How to Identify a Varicocele
Common in men, varicoceles occur when blood is trapped within one or several of the veins in the scrotum. Swelling, pain and a decrease in sexual function can follow; if a varicocele is left untreated, men may also experience infertility and chronic pain.
A varicocele can be caused by an injury or a defect in valves near the pelvis, and it can happen to any man. However, varicoceles do not go away independently; they typically require surgery. This condition can cause serious long-term effects, so it’s important to be able to recognize the symptoms and be aware of your treatment options.
Diagnosing a varicocele
Varicoceles are a fairly common genital complication for men: It’s believed about 15 percent of men will experience at least one varicocele in their lifetime. However, unless swelling or aching occurs in the scrotum, it can be difficult to self-diagnose, though that doesn’t mean you shouldn’t at least try.
Perform a self-test the next time you’re in the shower. The warm water will relax the skin around the scrotum and make it easier to feel the veins underneath. Start with one side and feel slowly for pain, enlargement in the veins or a feeling of heaviness. Move to the other side and search for the same symptoms. If you think you have found a varicocele, or something more serious like a lump, schedule a urology appointment as soon as you can. Men sometimes wait four to six months before they schedule an appointment, which gives their ailment time to spread and worsen.
What to expect
During a physical exam, a doctor will usually be able to detect a varicocele by feeling the entanglement of veins within the scrotum. For mild varicocele cases, your doctor may prescribe anti-inflammatory medications and recommend a medical sock or other aligning mechanism that will prevent the veins in the scrotum from tangling again.
For more serious cases, surgery is required. Surgery, which typically requires a two-week recovery time, is conducted via one of three general methods:
- Open surgery. Using general or local anesthetic, a doctor will access the affected vein through the groin area via a small incision.
- Laparoscopic surgery. A surgeon will make an incision in the abdomen, then insert a tiny instrument equipped with a camera into that incision. The surgeon will then move the instrument down the body to repair the varicoceles. General anesthesia is used for this method.

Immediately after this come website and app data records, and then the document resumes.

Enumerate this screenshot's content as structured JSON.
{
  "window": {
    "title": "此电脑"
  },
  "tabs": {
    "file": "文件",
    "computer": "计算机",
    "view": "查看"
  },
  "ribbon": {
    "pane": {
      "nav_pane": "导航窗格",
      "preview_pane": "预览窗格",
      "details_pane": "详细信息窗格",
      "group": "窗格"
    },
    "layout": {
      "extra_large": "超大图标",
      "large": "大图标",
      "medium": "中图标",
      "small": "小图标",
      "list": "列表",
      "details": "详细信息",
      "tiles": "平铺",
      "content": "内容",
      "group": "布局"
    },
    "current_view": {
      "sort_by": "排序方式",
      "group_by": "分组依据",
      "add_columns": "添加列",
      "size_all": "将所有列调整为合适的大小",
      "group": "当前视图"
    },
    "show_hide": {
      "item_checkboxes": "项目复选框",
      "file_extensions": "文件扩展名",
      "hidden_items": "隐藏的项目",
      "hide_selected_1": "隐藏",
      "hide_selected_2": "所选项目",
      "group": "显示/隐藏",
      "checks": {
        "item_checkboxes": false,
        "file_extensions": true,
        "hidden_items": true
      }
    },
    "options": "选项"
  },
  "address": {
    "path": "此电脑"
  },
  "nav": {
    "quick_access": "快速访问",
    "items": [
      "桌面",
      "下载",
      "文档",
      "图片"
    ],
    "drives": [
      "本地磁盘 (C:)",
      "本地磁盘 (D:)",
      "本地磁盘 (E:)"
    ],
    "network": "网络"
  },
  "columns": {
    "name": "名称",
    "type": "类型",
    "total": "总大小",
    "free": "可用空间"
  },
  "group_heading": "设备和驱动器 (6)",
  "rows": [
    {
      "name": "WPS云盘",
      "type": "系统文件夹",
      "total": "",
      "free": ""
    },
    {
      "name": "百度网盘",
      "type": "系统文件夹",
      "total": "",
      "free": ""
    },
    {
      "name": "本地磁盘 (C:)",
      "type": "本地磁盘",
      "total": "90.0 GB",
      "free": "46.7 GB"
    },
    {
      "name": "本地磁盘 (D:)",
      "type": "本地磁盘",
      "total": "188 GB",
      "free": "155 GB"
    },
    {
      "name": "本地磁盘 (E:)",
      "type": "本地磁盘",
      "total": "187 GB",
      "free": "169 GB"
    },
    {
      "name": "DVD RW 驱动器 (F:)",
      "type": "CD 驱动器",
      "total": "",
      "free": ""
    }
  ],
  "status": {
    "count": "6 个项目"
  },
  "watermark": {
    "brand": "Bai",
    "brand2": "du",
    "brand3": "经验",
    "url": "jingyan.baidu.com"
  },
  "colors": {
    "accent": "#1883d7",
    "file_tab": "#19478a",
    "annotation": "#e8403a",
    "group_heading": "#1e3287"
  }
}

- Percutaneous embolization. A surgeon makes an opening in the femoral vein, then passes a small tube through that opening. Then, a specific chemical is released from the tube to create scarring that will divert blood flow away from the injured vein, sealing it and preventing the varicocele from returning.

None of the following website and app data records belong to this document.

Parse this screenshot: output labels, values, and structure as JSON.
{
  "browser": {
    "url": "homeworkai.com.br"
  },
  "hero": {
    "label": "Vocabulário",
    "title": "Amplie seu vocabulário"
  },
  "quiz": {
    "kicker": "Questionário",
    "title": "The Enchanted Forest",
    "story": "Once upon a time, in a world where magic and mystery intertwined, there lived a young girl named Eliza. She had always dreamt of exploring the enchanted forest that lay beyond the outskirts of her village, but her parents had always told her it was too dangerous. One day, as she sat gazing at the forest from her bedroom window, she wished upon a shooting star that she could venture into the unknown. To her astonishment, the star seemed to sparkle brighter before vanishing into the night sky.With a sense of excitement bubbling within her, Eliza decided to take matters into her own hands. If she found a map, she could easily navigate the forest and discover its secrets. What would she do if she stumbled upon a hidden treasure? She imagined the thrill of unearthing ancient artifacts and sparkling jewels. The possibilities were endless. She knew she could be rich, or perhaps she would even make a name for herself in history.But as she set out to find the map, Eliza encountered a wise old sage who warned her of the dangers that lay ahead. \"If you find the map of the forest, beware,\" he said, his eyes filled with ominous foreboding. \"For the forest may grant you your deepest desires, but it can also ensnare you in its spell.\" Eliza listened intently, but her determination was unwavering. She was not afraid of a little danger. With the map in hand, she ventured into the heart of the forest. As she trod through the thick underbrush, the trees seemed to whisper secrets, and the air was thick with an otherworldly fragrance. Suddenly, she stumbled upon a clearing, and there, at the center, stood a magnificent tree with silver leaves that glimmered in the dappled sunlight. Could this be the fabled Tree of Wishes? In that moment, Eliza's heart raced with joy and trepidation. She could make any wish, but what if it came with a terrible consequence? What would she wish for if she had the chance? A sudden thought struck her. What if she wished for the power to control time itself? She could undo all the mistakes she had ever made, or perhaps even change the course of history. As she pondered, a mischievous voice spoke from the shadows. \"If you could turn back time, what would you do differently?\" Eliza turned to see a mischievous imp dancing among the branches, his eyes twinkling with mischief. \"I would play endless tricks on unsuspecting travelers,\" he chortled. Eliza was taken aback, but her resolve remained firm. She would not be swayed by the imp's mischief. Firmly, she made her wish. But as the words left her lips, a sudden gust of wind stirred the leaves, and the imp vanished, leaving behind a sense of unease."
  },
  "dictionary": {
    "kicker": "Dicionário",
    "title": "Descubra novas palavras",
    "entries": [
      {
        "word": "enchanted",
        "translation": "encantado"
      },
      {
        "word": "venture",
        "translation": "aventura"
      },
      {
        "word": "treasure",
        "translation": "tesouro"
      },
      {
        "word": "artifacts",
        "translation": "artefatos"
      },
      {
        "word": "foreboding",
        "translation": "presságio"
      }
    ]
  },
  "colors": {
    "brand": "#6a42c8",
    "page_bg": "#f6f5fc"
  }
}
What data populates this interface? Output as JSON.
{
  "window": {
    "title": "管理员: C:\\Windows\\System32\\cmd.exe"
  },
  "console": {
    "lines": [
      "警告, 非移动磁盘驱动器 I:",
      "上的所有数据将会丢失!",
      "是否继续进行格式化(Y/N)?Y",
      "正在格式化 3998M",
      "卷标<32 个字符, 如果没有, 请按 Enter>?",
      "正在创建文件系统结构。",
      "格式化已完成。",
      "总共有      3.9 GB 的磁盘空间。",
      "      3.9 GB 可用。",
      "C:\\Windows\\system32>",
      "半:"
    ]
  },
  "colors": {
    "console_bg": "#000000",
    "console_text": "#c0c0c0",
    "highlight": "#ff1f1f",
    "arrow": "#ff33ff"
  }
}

A varicocele may go completely unnoticed, right up until the point that it becomes a major hindrance, both in terms of pain and fertility.
Self-examinations can be a great way for men to take control of their sexual health and identify varicoceles before they worsen or cause fertility problems. If you feel or see something resembling the symptoms of a varicocele, schedule an appointment as soon as possible to have a medical professional take a look and give you their diagnosis.